** Given records follows **

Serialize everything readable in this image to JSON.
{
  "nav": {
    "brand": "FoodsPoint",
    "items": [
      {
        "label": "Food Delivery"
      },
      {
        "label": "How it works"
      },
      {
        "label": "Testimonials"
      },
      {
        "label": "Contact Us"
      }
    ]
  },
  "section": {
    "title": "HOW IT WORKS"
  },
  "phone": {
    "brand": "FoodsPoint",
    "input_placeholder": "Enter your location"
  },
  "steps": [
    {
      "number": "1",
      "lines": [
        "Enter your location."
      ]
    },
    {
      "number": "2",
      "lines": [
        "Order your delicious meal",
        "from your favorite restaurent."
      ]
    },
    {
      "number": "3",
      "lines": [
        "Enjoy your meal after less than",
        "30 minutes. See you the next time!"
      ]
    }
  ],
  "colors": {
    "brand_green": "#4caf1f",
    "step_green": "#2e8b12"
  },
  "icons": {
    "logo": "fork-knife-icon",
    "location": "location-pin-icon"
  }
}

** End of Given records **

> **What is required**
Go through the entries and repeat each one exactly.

> **Task output**
Serialize everything readable in this image to JSON.
{
  "nav": {
    "brand": "FoodsPoint",
    "items": [
      {
        "label": "Food Delivery"
      },
      {
        "label": "How it works"
      },
      {
        "label": "Testimonials"
      },
      {
        "label": "Contact Us"
      }
    ]
  },
  "section": {
    "title": "HOW IT WORKS"
  },
  "phone": {
    "brand": "FoodsPoint",
    "input_placeholder": "Enter your location"
  },
  "steps": [
    {
      "number": "1",
      "lines": [
        "Enter your location."
      ]
    },
    {
      "number": "2",
      "lines": [
        "Order your delicious meal",
        "from your favorite restaurent."
      ]
    },
    {
      "number": "3",
      "lines": [
        "Enjoy your meal after less than",
        "30 minutes. See you the next time!"
      ]
    }
  ],
  "colors": {
    "brand_green": "#4caf1f",
    "step_green": "#2e8b12"
  },
  "icons": {
    "logo": "fork-knife-icon",
    "location": "location-pin-icon"
  }
}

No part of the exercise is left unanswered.